*** Begin section ***

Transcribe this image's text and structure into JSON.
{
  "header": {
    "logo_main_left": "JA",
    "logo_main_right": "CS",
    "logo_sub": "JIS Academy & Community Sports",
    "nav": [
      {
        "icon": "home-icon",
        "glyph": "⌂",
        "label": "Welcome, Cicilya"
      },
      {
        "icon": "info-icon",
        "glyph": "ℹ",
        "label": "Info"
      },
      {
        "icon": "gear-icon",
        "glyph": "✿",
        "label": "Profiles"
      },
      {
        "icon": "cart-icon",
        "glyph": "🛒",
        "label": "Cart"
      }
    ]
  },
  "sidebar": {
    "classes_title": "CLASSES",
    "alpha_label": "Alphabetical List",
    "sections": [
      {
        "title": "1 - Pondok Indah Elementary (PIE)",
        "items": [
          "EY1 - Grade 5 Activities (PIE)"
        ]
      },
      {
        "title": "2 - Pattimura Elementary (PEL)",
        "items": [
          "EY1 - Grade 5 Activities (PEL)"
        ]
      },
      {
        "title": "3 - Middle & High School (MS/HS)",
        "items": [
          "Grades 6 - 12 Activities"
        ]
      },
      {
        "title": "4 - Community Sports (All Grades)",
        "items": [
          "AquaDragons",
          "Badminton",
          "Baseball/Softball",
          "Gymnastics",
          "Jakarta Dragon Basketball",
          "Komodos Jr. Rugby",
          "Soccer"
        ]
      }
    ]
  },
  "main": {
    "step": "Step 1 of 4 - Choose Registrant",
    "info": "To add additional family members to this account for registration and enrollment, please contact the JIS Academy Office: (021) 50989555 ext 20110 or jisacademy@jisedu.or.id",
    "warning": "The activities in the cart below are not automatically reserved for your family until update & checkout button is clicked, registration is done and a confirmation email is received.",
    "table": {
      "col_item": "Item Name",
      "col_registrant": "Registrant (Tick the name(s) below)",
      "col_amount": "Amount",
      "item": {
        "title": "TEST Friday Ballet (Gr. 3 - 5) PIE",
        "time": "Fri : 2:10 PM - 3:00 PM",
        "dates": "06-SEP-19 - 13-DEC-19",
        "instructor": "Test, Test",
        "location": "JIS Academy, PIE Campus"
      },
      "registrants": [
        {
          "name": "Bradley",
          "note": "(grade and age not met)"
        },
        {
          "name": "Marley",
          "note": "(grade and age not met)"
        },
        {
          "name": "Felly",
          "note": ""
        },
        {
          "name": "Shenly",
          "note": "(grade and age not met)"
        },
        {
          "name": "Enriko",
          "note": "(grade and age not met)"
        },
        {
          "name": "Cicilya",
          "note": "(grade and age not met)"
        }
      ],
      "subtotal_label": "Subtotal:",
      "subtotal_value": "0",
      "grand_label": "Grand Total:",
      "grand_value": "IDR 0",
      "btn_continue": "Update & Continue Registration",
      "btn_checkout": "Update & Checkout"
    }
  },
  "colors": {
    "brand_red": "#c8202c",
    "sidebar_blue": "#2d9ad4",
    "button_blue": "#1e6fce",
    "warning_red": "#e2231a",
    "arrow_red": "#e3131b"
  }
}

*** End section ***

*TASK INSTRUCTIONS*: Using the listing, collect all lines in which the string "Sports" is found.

*THE ANSWER*:
    "logo_sub": "JIS Academy & Community Sports",
        "title": "4 - Community Sports (All Grades)",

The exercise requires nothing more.